Set down the data below without change, skipping the pictures it holds.

--------

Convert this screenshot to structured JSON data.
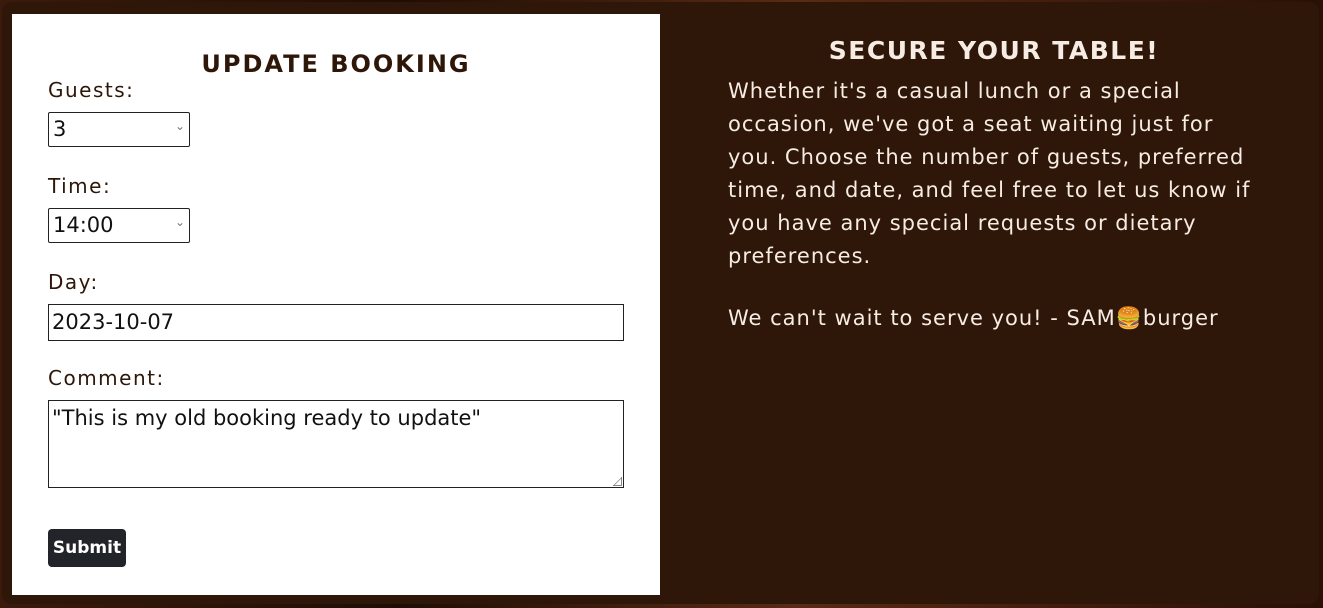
{
  "form": {
    "title": "UPDATE BOOKING",
    "guests": {
      "label": "Guests:",
      "value": "3"
    },
    "time": {
      "label": "Time:",
      "value": "14:00"
    },
    "day": {
      "label": "Day:",
      "value": "2023-10-07"
    },
    "comment": {
      "label": "Comment:",
      "value": "\"This is my old booking ready to update\""
    },
    "submit_label": "Submit"
  },
  "info": {
    "title": "SECURE YOUR TABLE!",
    "text": "Whether it's a casual lunch or a special occasion, we've got a seat waiting just for you. Choose the number of guests, preferred time, and date, and feel free to let us know if you have any special requests or dietary preferences.",
    "sign": "We can't wait to serve you! - SAM🍔burger"
  }
}
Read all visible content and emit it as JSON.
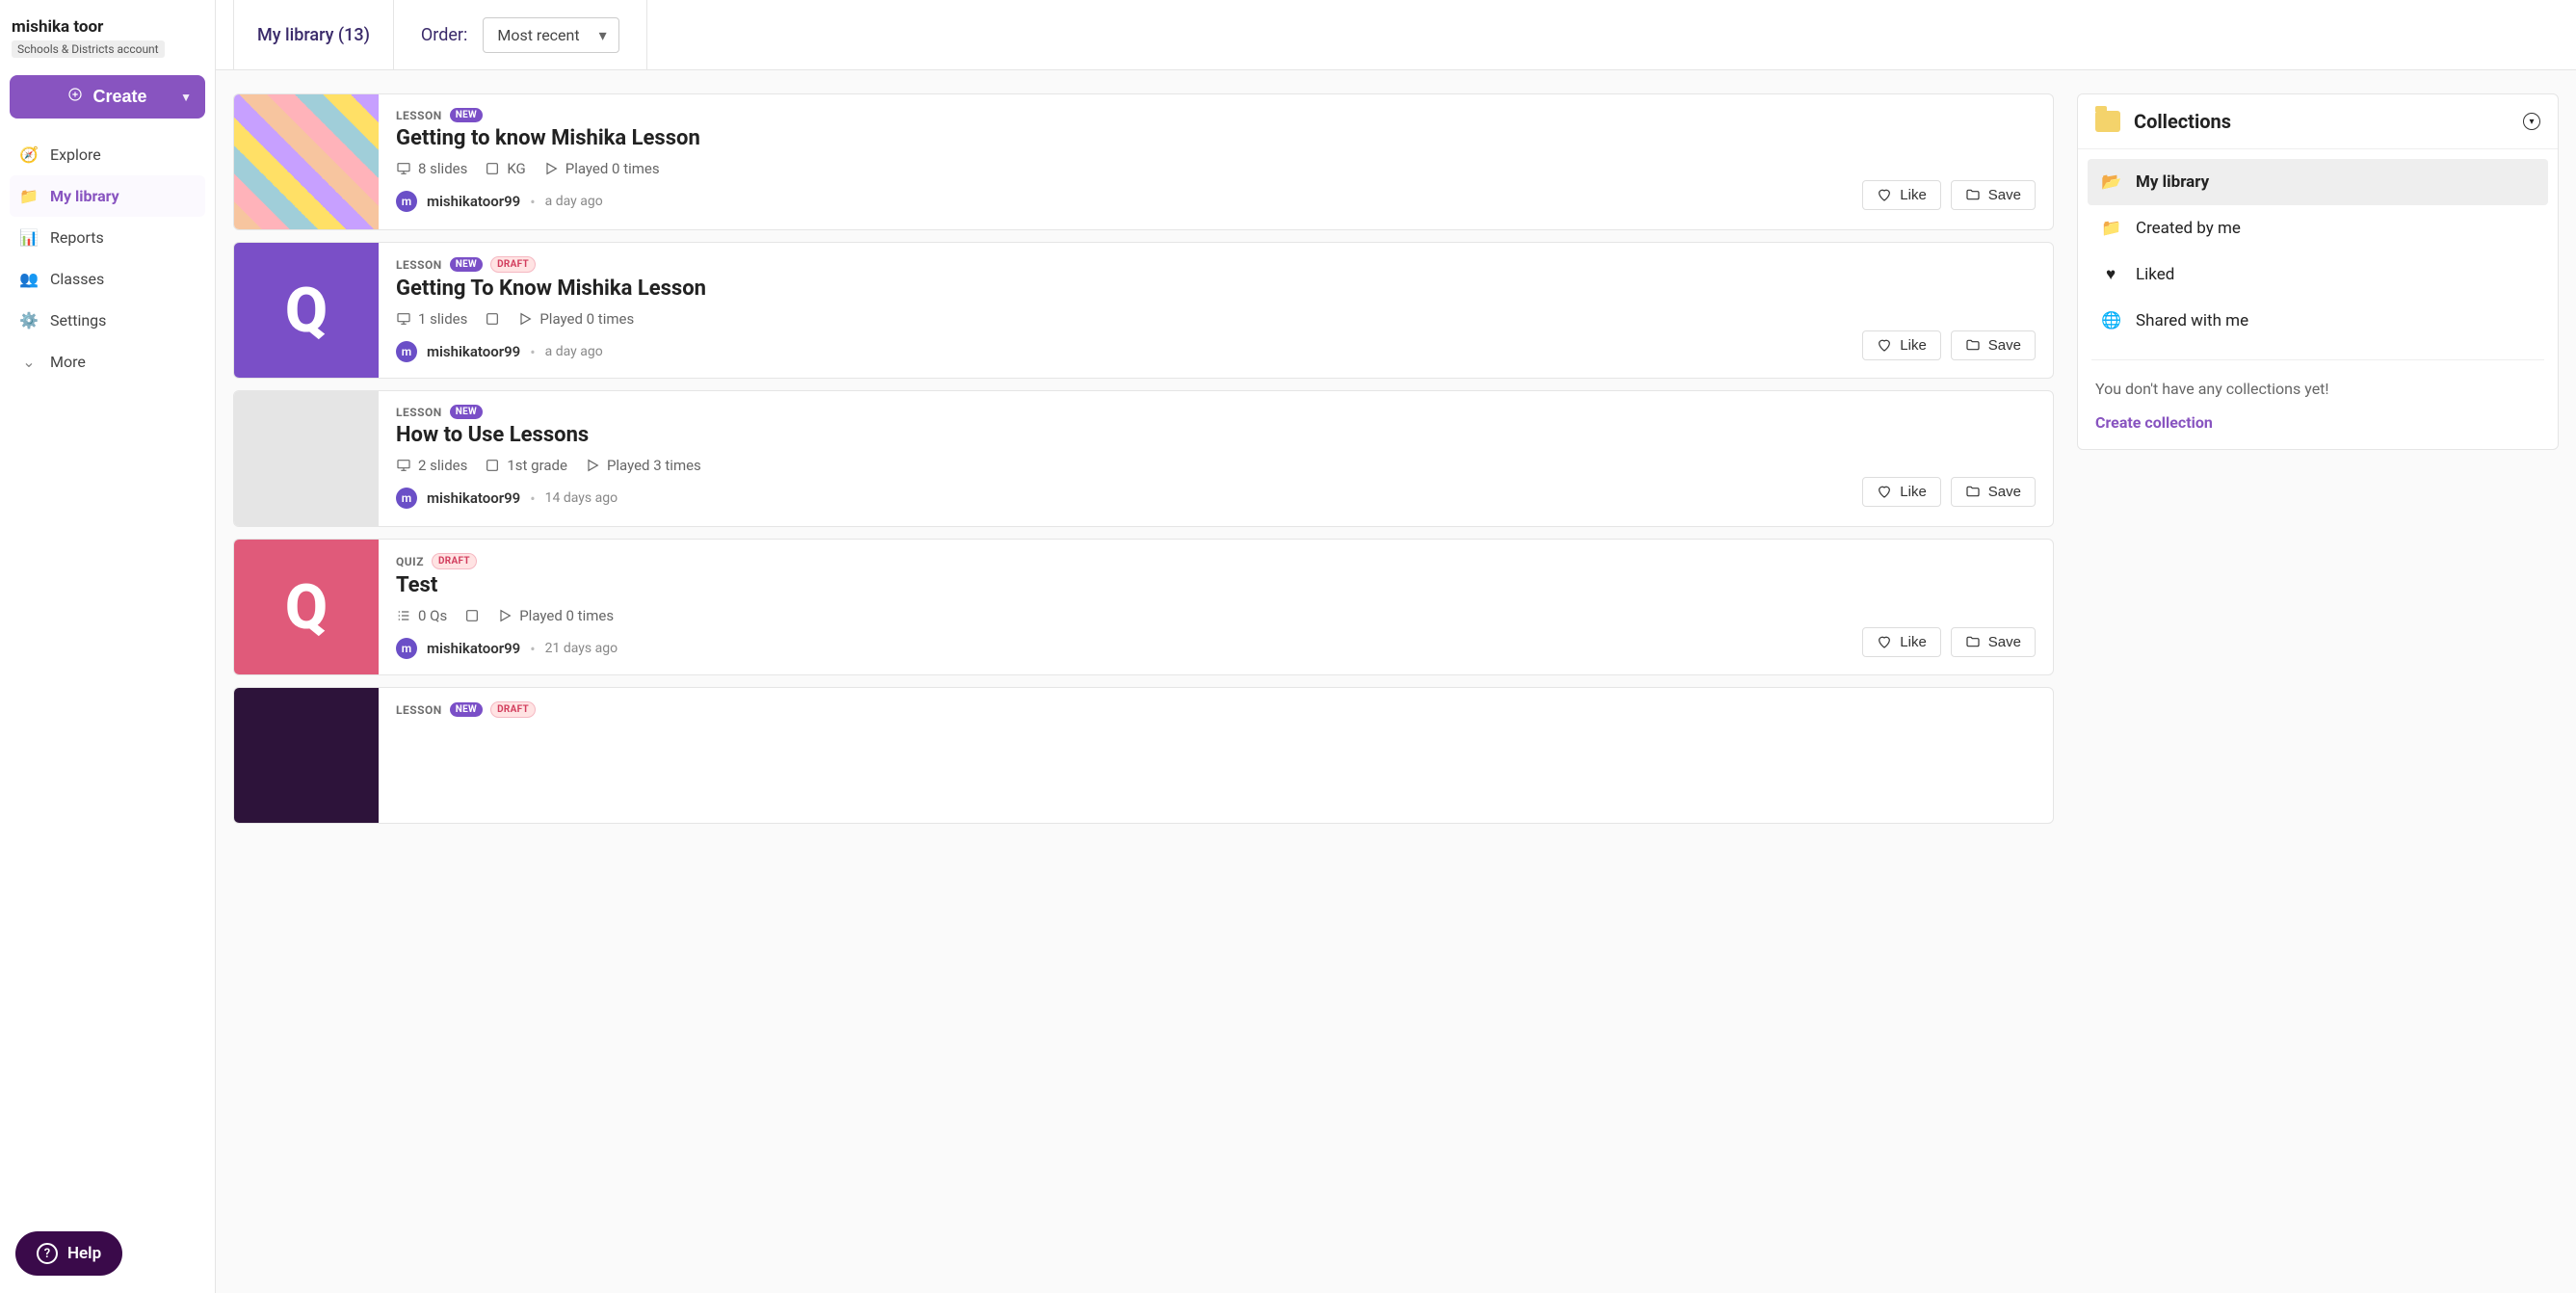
{
  "user": {
    "name": "mishika toor",
    "account_type": "Schools & Districts account"
  },
  "sidebar": {
    "create_label": "Create",
    "items": [
      {
        "label": "Explore"
      },
      {
        "label": "My library"
      },
      {
        "label": "Reports"
      },
      {
        "label": "Classes"
      },
      {
        "label": "Settings"
      },
      {
        "label": "More"
      }
    ],
    "help_label": "Help"
  },
  "topbar": {
    "tab_label": "My library (13)",
    "order_label": "Order:",
    "order_value": "Most recent"
  },
  "actions": {
    "like": "Like",
    "save": "Save"
  },
  "items": [
    {
      "type": "LESSON",
      "new": true,
      "draft": false,
      "title": "Getting to know Mishika Lesson",
      "slides": "8 slides",
      "grade": "KG",
      "plays": "Played 0 times",
      "author": "mishikatoor99",
      "time": "a day ago",
      "thumb_class": "th-people"
    },
    {
      "type": "LESSON",
      "new": true,
      "draft": true,
      "title": "Getting To Know Mishika Lesson",
      "slides": "1 slides",
      "grade": "",
      "plays": "Played 0 times",
      "author": "mishikatoor99",
      "time": "a day ago",
      "thumb_class": "th-purple"
    },
    {
      "type": "LESSON",
      "new": true,
      "draft": false,
      "title": "How to Use Lessons",
      "slides": "2 slides",
      "grade": "1st grade",
      "plays": "Played 3 times",
      "author": "mishikatoor99",
      "time": "14 days ago",
      "thumb_class": "th-grey"
    },
    {
      "type": "QUIZ",
      "new": false,
      "draft": true,
      "title": "Test",
      "slides": "0 Qs",
      "grade": "",
      "plays": "Played 0 times",
      "author": "mishikatoor99",
      "time": "21 days ago",
      "thumb_class": "th-pink"
    },
    {
      "type": "LESSON",
      "new": true,
      "draft": true,
      "title": "",
      "slides": "",
      "grade": "",
      "plays": "",
      "author": "",
      "time": "",
      "thumb_class": "th-dark"
    }
  ],
  "collections": {
    "title": "Collections",
    "items": [
      {
        "label": "My library"
      },
      {
        "label": "Created by me"
      },
      {
        "label": "Liked"
      },
      {
        "label": "Shared with me"
      }
    ],
    "empty_text": "You don't have any collections yet!",
    "create_label": "Create collection"
  }
}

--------

SOLUTION TO THE EXERCISE
Convert this screenshot to structured JSON data.
{
  "form": {
    "title": "UPDATE BOOKING",
    "guests": {
      "label": "Guests:",
      "value": "3"
    },
    "time": {
      "label": "Time:",
      "value": "14:00"
    },
    "day": {
      "label": "Day:",
      "value": "2023-10-07"
    },
    "comment": {
      "label": "Comment:",
      "value": "\"This is my old booking ready to update\""
    },
    "submit_label": "Submit"
  },
  "info": {
    "title": "SECURE YOUR TABLE!",
    "text": "Whether it's a casual lunch or a special occasion, we've got a seat waiting just for you. Choose the number of guests, preferred time, and date, and feel free to let us know if you have any special requests or dietary preferences.",
    "sign": "We can't wait to serve you! - SAM🍔burger"
  }
}
Read all visible content and emit it as JSON.
{
  "user": {
    "name": "mishika toor",
    "account_type": "Schools & Districts account"
  },
  "sidebar": {
    "create_label": "Create",
    "items": [
      {
        "label": "Explore"
      },
      {
        "label": "My library"
      },
      {
        "label": "Reports"
      },
      {
        "label": "Classes"
      },
      {
        "label": "Settings"
      },
      {
        "label": "More"
      }
    ],
    "help_label": "Help"
  },
  "topbar": {
    "tab_label": "My library (13)",
    "order_label": "Order:",
    "order_value": "Most recent"
  },
  "actions": {
    "like": "Like",
    "save": "Save"
  },
  "items": [
    {
      "type": "LESSON",
      "new": true,
      "draft": false,
      "title": "Getting to know Mishika Lesson",
      "slides": "8 slides",
      "grade": "KG",
      "plays": "Played 0 times",
      "author": "mishikatoor99",
      "time": "a day ago",
      "thumb_class": "th-people"
    },
    {
      "type": "LESSON",
      "new": true,
      "draft": true,
      "title": "Getting To Know Mishika Lesson",
      "slides": "1 slides",
      "grade": "",
      "plays": "Played 0 times",
      "author": "mishikatoor99",
      "time": "a day ago",
      "thumb_class": "th-purple"
    },
    {
      "type": "LESSON",
      "new": true,
      "draft": false,
      "title": "How to Use Lessons",
      "slides": "2 slides",
      "grade": "1st grade",
      "plays": "Played 3 times",
      "author": "mishikatoor99",
      "time": "14 days ago",
      "thumb_class": "th-grey"
    },
    {
      "type": "QUIZ",
      "new": false,
      "draft": true,
      "title": "Test",
      "slides": "0 Qs",
      "grade": "",
      "plays": "Played 0 times",
      "author": "mishikatoor99",
      "time": "21 days ago",
      "thumb_class": "th-pink"
    },
    {
      "type": "LESSON",
      "new": true,
      "draft": true,
      "title": "",
      "slides": "",
      "grade": "",
      "plays": "",
      "author": "",
      "time": "",
      "thumb_class": "th-dark"
    }
  ],
  "collections": {
    "title": "Collections",
    "items": [
      {
        "label": "My library"
      },
      {
        "label": "Created by me"
      },
      {
        "label": "Liked"
      },
      {
        "label": "Shared with me"
      }
    ],
    "empty_text": "You don't have any collections yet!",
    "create_label": "Create collection"
  }
}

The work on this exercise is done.